This lesson helps students understand how self-image can influence lifestyle choices.
“Media Literacy for Development & Children’s Rights” was created by UNICEF Canada to help young people in grades 6 - 8 understand the role played by the media in influencing their attitudes and perceptions about developing nations and development issues. This module contains a series of lessons, exercises and background information to help familiarize students with the issues and challenges surrounding representation of other countries and cultures by the media.
Students are introduced to Internet search skills through researching a personal hero. By focusing on the early parts of the research process, students learn to select well-defined topics, ask relevant research questions and select effective keywords. Students then present the information they have found to their classmates in the form of a media product.
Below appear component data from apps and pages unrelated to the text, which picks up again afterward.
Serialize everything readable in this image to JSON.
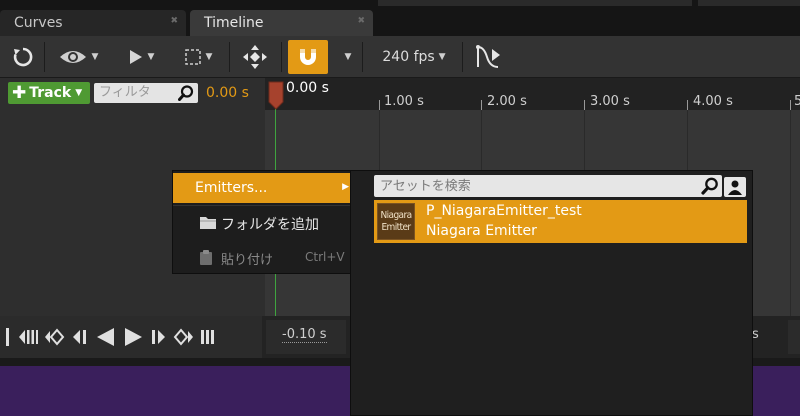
{
  "tabs": [
    {
      "label": "Curves",
      "active": false
    },
    {
      "label": "Timeline",
      "active": true
    }
  ],
  "toolbar": {
    "fps_label": "240 fps",
    "snap_active": true,
    "accent_color": "#e39a15"
  },
  "track": {
    "add_label": "Track",
    "filter_placeholder": "フィルタ",
    "current_time": "0.00 s"
  },
  "ruler": {
    "current_time_label": "0.00 s",
    "ticks": [
      "1.00 s",
      "2.00 s",
      "3.00 s",
      "4.00 s",
      "5"
    ]
  },
  "transport": {
    "range_start": "-0.10 s",
    "range_end_fragment": "s"
  },
  "context_menu": {
    "items": [
      {
        "label": "Emitters...",
        "highlighted": true,
        "has_submenu": true
      },
      {
        "label": "フォルダを追加",
        "icon": "folder-icon"
      },
      {
        "label": "貼り付け",
        "shortcut": "Ctrl+V",
        "disabled": true,
        "icon": "clipboard-icon"
      }
    ]
  },
  "asset_picker": {
    "search_placeholder": "アセットを検索",
    "assets": [
      {
        "name": "P_NiagaraEmitter_test",
        "type": "Niagara Emitter",
        "thumb_line1": "Niagara",
        "thumb_line2": "Emitter",
        "selected": true
      }
    ]
  }
}
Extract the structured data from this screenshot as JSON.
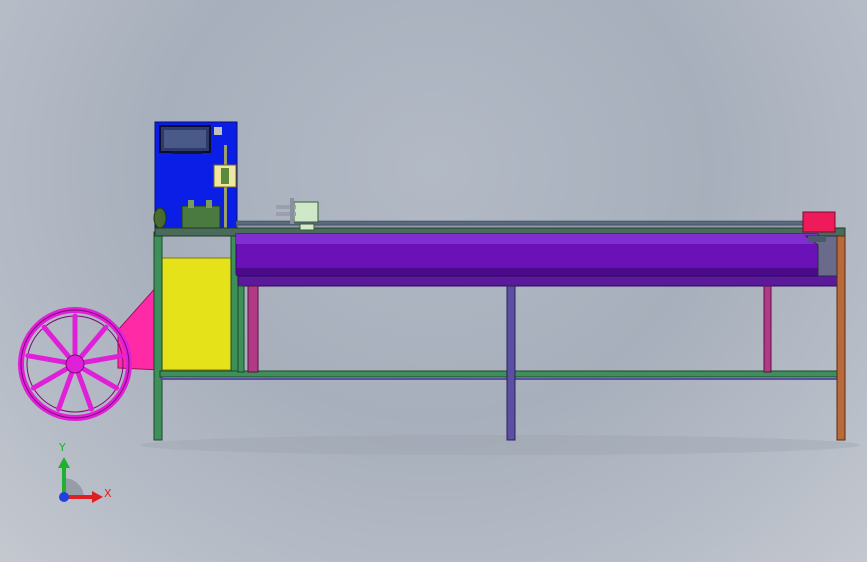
{
  "triad": {
    "y_label": "Y",
    "x_label": "X"
  },
  "colors": {
    "background": "#aab2be",
    "control_box": "#0a1ee6",
    "screen": "#2f3a6a",
    "yellow_tank": "#e6e21a",
    "trough": "#6a12b8",
    "trough_top": "#7f2fd0",
    "frame_green": "#3f8f5a",
    "frame_purple": "#5a4fa0",
    "frame_magenta": "#b03a86",
    "frame_orange": "#b86a3a",
    "wheel": "#e020d8",
    "guard": "#ff2aa6",
    "end_block": "#ee1a5a",
    "axis_x": "#e02020",
    "axis_y": "#20b030",
    "axis_origin": "#2040e0"
  }
}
In this lesson, students explore their beliefs and values about independence – and how cigarette advertising exploits peoples’ desires for greater freedom.
In this lesson, students explore various avenues for expressing concern and influencing public opinion about the health hazards of smoking.
In this lesson, students analyze their own body image and consider what they wish they could change.
In this lesson students consider the meaning of the words “bias” and “prejudice” and consider how bias may be found even at the level of individual words due to connotation.
In this lesson students consider how well their favourite TV shows, movies and video games reflect the diversity of Canadian society.
In this lesson students consider diversity representation in video games by identifying examples of diversity in the games they play, comparing their findings to statistics on diversity in the Canadian population.
This lesson is designed to help students determine the validity of information that is presented to them on the internet.